### [EXERCISE DIRECTIONS]
Bring together every line in the data that includes "Manager".

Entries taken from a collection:
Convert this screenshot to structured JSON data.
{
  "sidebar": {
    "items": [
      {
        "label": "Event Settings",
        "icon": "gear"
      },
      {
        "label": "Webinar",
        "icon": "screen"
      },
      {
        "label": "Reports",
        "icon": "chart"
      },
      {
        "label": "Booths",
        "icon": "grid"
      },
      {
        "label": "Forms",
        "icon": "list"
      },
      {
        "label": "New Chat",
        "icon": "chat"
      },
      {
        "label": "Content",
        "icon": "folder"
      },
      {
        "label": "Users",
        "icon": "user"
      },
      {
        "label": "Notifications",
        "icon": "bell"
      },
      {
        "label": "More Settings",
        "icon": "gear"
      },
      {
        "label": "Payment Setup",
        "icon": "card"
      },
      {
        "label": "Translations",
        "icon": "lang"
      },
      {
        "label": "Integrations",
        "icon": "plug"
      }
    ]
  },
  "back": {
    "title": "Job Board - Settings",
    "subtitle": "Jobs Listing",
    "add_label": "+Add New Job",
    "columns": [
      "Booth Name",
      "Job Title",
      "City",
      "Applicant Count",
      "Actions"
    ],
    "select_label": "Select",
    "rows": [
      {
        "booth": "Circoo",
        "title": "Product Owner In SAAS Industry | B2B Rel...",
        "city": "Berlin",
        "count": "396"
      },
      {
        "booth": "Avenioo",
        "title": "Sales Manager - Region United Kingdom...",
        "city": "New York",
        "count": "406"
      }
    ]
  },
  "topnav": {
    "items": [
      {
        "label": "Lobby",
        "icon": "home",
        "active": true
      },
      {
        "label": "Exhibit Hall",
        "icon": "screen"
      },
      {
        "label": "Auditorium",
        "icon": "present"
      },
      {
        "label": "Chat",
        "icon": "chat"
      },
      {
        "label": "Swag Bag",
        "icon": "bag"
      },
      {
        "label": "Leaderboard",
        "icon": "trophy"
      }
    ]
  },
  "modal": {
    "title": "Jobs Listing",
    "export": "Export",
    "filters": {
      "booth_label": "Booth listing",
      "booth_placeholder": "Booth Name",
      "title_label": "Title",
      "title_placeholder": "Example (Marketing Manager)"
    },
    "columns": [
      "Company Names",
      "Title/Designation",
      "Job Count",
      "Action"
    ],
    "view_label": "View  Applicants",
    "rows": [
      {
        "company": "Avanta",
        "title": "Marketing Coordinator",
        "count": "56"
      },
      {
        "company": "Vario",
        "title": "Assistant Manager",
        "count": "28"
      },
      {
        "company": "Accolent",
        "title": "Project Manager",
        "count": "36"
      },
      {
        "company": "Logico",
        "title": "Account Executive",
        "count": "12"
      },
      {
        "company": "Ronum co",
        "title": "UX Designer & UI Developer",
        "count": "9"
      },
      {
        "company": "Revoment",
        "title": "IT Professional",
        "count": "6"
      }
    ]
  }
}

### [RESPONSE TO THIS EXERCISE]
        "title": "Sales Manager - Region United Kingdom...",
      "title_placeholder": "Example (Marketing Manager)"
        "title": "Assistant Manager",
        "title": "Project Manager",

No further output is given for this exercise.